Mb binary options
A kilobyte KB is 1, bytes, not one thousand bytes as might be expected, because computers use binary base two math, instead of a decimal base ten system. Computer storage and memory is often measured in megabytes MB and gigabytes GB.
A medium-sized novel contains about 1 MB of information. Similarly, one 1 GB is 1, MB, or 1,,, xx bytes. A petabyte PB is 1, TB. Indiana University is now building storage systems capable of holding petabytes of data. An exabyte EB is 1, PB. A zettabyte ZB is 1, EB. Finally, a yottabyte YB is 1, ZB. Many hard drive manufacturers use a decimal number system to define amounts of storage space.
As a result, 1 MB is defined as one million bytes, 1 GB is defined as one billion bytes, and so on. Since your computer uses a binary system as mentioned above, you may notice a discrepancy between your hard drive's published capacity and the capacity acknowledged by your computer. For example, a hard drive that is said to contain 10 GB of storage space using a decimal system is actually capable of storing 10,,, bytes. However, in a binary system, 10 GB is 10,,, bytes.

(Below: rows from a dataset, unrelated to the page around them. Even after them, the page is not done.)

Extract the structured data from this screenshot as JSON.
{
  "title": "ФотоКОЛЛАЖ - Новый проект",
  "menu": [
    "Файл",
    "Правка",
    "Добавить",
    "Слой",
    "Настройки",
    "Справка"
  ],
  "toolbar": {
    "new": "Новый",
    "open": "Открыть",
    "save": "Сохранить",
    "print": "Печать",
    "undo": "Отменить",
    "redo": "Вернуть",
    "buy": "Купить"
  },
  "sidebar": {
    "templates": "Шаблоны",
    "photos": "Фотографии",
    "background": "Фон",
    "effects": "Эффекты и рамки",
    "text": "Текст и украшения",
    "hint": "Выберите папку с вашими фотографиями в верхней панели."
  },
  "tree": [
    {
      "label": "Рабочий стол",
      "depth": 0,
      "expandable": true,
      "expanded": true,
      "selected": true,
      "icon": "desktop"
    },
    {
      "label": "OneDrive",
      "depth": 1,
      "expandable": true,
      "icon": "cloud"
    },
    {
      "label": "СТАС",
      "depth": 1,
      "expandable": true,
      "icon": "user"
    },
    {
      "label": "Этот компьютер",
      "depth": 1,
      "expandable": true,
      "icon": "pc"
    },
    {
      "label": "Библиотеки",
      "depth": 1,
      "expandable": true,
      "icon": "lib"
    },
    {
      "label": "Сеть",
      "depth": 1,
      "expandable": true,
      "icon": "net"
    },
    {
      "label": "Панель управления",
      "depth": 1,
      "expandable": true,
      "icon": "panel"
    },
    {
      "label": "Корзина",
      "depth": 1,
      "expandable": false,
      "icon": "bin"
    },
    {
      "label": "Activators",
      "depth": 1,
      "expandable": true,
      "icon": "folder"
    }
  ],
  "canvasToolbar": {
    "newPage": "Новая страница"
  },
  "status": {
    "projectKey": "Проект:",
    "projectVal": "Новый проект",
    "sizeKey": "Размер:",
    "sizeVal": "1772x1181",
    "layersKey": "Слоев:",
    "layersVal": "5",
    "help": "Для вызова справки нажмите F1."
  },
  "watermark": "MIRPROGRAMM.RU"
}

As a result, instead of acknowledging 10 GB, your computer will acknowledge 9. This is not a malfunction but a matter of different definitions.

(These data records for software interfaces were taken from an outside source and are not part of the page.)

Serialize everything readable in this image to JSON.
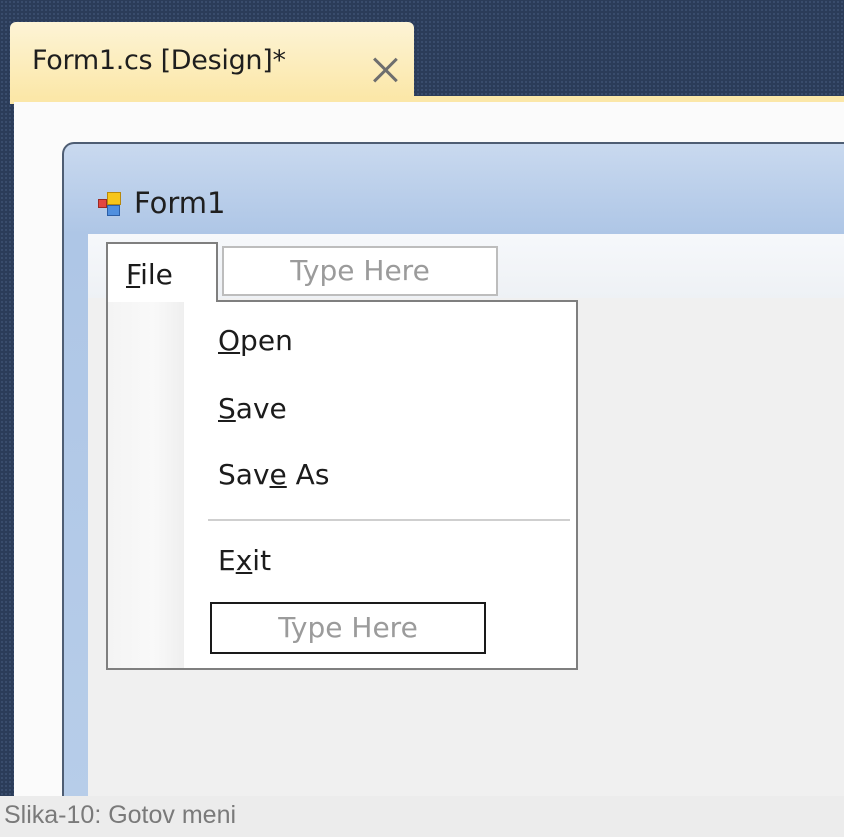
{
  "document_tab": {
    "title": "Form1.cs [Design]*",
    "close_icon": "close-icon"
  },
  "form": {
    "icon": "form-icon",
    "title": "Form1"
  },
  "menu_bar": {
    "file_label": "File",
    "file_mnemonic": "F",
    "type_here": "Type Here"
  },
  "file_menu": {
    "items": [
      {
        "label": "Open",
        "mnemonic_index": 0
      },
      {
        "label": "Save",
        "mnemonic_index": 0
      },
      {
        "label": "Save As",
        "mnemonic_index": 3
      },
      {
        "label": "Exit",
        "mnemonic_index": 1
      }
    ],
    "type_here": "Type Here"
  },
  "caption": "Slika-10: Gotov meni"
}
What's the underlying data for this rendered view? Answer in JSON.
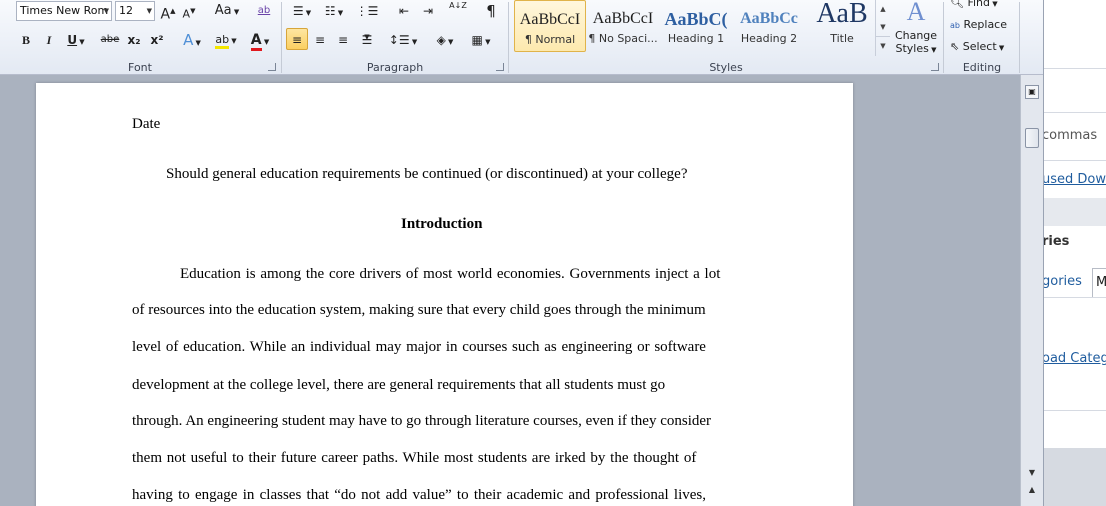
{
  "font": {
    "family_value": "Times New Rom",
    "size_value": "12",
    "grow_label": "A",
    "shrink_label": "A",
    "case_label": "Aa",
    "clear_label": "ab",
    "bold": "B",
    "italic": "I",
    "underline": "U",
    "strike": "abe",
    "subscript": "x₂",
    "superscript": "x²",
    "effects_label": "A",
    "highlight_label": "ab",
    "color_label": "A",
    "group_label": "Font"
  },
  "paragraph": {
    "sort_label": "A↓Z",
    "pilcrow": "¶",
    "group_label": "Paragraph"
  },
  "styles": {
    "items": [
      {
        "sample": "AaBbCcI",
        "label": "¶ Normal"
      },
      {
        "sample": "AaBbCcI",
        "label": "¶ No Spaci..."
      },
      {
        "sample": "AaBbC(",
        "label": "Heading 1"
      },
      {
        "sample": "AaBbCc",
        "label": "Heading 2"
      },
      {
        "sample": "AaB",
        "label": "Title"
      }
    ],
    "change_label_1": "Change",
    "change_label_2": "Styles",
    "group_label": "Styles"
  },
  "editing": {
    "find_label": "Find",
    "replace_label": "Replace",
    "select_label": "Select",
    "group_label": "Editing"
  },
  "pane": {
    "commas": "commas",
    "used_down": "used Down",
    "ries": "ries",
    "gories": "gories",
    "m": "M",
    "oad_catego": "oad Catego"
  },
  "document": {
    "date": "Date",
    "question": "Should general education requirements be continued (or discontinued) at your college?",
    "heading": "Introduction",
    "lines": [
      "Education is among the core drivers of most world economies. Governments inject a lot",
      "of resources into the education system, making sure that every child goes through the minimum",
      "level of education. While an individual may major in courses such as engineering or software",
      "development at the college level, there are general requirements that all students must go",
      "through. An engineering student may have to go through literature courses, even if they consider",
      "them not useful to their future career paths. While most students are irked by the thought of",
      "having to engage in classes that “do not add value” to their academic and professional lives,"
    ]
  }
}
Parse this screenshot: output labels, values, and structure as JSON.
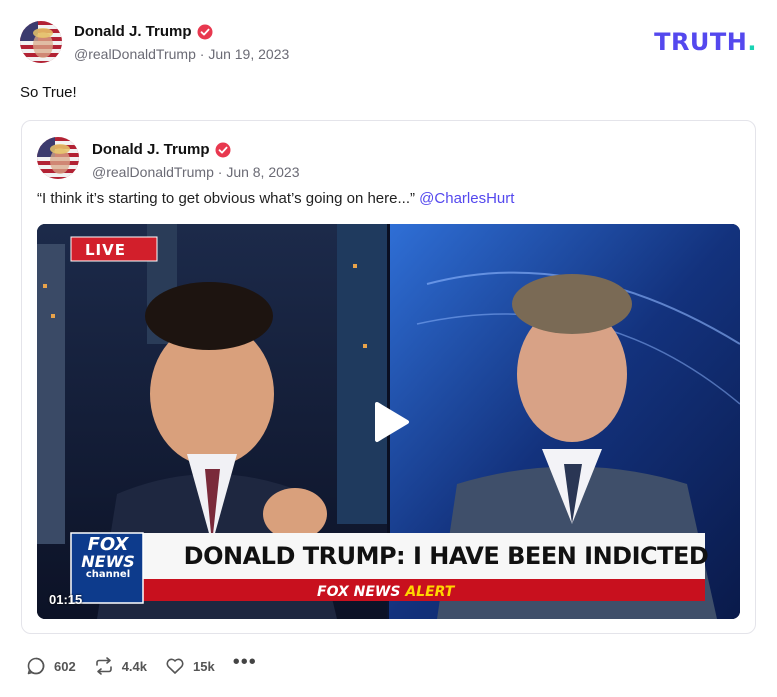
{
  "brand": {
    "logo_text": "TRUTH",
    "logo_dot": ".",
    "primary_color": "#5448ee",
    "accent_color": "#19d3b3"
  },
  "post": {
    "author": {
      "display_name": "Donald J. Trump",
      "handle": "@realDonaldTrump",
      "verified": true
    },
    "date": "Jun 19, 2023",
    "meta_separator": " · ",
    "text": "So True!"
  },
  "quote": {
    "author": {
      "display_name": "Donald J. Trump",
      "handle": "@realDonaldTrump",
      "verified": true
    },
    "date": "Jun 8, 2023",
    "meta_separator": " · ",
    "text": "“I think it’s starting to get obvious what’s going on here...”",
    "mention": "@CharlesHurt",
    "video": {
      "duration": "01:15",
      "live_badge": "LIVE",
      "headline": "DONALD TRUMP: I HAVE BEEN INDICTED",
      "alert_prefix": "FOX NEWS",
      "alert_word": "ALERT",
      "network_logo": [
        "FOX",
        "NEWS",
        "channel"
      ],
      "play_icon": "play-icon"
    }
  },
  "actions": [
    {
      "name": "reply",
      "icon": "reply-icon",
      "count": "602"
    },
    {
      "name": "retruth",
      "icon": "retruth-icon",
      "count": "4.4k"
    },
    {
      "name": "like",
      "icon": "heart-icon",
      "count": "15k"
    }
  ],
  "more_icon": "more-icon"
}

The names and abbreviations for numbers of bytes are easily confused with the notations for bits. The abbreviations for numbers of bits use a lower-case "b" instead of an upper-case "B". Since one byte is made up of eight bits, this difference can be significant. For example, if a broadband Internet connection is advertised with a download speed of 3.
Bits and bit rates bits over time, as in bits per second [bps] are most commonly used to describe connection speeds, so pay particular attention when comparing Internet connection providers and services. Try to Download directly 1. Press play then disable your screen reader. Use space bar to pause or play, and up and down arrows to control volume. Use left arrow to rewind and right arrow to fast forward. Internet giant Google has been put on notice over its promotion of potential internet scams through so-called binary option apps.

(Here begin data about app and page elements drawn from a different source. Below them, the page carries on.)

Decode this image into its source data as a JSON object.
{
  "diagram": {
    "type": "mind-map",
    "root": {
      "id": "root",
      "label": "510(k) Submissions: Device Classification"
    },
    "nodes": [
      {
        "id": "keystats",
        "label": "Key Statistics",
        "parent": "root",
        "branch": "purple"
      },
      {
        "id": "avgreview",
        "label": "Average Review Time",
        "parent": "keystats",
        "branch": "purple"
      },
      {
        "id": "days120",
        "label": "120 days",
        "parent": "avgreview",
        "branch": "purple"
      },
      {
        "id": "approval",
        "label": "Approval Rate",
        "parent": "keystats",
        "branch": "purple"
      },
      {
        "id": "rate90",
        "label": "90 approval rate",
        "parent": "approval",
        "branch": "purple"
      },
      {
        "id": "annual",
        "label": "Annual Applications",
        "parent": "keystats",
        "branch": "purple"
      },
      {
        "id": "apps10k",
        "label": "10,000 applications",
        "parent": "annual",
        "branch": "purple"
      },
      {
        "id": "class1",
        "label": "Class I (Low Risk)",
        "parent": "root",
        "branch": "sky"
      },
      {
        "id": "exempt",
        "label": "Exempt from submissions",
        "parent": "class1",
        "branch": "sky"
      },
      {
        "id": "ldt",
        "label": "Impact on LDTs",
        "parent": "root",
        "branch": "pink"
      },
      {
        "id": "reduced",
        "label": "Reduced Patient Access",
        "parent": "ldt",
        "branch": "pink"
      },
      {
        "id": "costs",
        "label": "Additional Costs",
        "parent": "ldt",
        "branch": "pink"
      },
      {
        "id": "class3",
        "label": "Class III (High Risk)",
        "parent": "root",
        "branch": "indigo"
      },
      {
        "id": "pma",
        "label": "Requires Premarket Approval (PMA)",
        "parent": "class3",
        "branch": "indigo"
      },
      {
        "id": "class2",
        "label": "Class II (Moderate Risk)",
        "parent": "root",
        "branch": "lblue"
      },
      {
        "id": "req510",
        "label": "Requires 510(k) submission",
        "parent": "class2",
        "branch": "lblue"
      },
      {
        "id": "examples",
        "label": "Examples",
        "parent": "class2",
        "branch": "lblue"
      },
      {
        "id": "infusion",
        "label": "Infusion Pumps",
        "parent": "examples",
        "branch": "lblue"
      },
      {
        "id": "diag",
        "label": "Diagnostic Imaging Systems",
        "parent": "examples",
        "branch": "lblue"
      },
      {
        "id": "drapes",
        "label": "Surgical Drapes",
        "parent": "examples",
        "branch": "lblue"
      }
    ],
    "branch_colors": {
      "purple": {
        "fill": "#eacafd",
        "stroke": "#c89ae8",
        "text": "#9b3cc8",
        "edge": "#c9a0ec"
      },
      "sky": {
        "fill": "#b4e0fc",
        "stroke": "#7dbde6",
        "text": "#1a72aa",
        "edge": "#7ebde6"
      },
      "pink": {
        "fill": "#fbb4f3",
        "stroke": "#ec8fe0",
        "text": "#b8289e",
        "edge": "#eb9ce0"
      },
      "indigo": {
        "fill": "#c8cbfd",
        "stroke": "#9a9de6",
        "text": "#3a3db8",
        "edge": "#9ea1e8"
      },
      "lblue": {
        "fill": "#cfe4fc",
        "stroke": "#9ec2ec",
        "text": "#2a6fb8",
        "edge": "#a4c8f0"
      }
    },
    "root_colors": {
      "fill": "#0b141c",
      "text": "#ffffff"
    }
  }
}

Binary options is a highly speculative form of trading, but the Australian consumer watchdog and regulators say many unlicensed operations are just outright scams. Australia's consumer watchdog has called out internet giant Google for its promotion of potential internet scams. Binary Options is a highly speculative form of trading, which experts and regulators have likened to gambling. Apple and Facebook have both put restrictions on the promotion of these schemes. But Google still makes their apps available online.
He worked the morning shift which meant he'd be speaking to clients half a world away in Australia. Australians, how do I say, they are easier to talk with. They are polite people, they ar nice people, a lot of times even fun to talk to, you know, really nice people. He told clients he was there to help them make money but the truth was, he wasn't there to make them money.
He was there to steal it. Australians, I wouldn't say are easy targets, but they were definitely good targets in terms of binary options. The scam has used flashy websites to trick victims into thinking they are betting on the financial market but it is all a charade aimed at encouraging people to hand over their money.
Schlomo has since left the industry in disgust and now helps victims of binary options schemes recover their money. Authorities in Australia have watched losses from binary options scams increase nine-fold since and they estimate total losses to be in the hundreds of millions of dollars.
She took aim at Google, who she said has ignored pleas from regulators to stop showing results for binary option apps. I would like Google to follow the requests of regulators: A Google spokeswoman said the company is actively investigating the situation.
And to hear the full investigation into binary options scams go to the Background Briefing podcast on the ABC Listen app.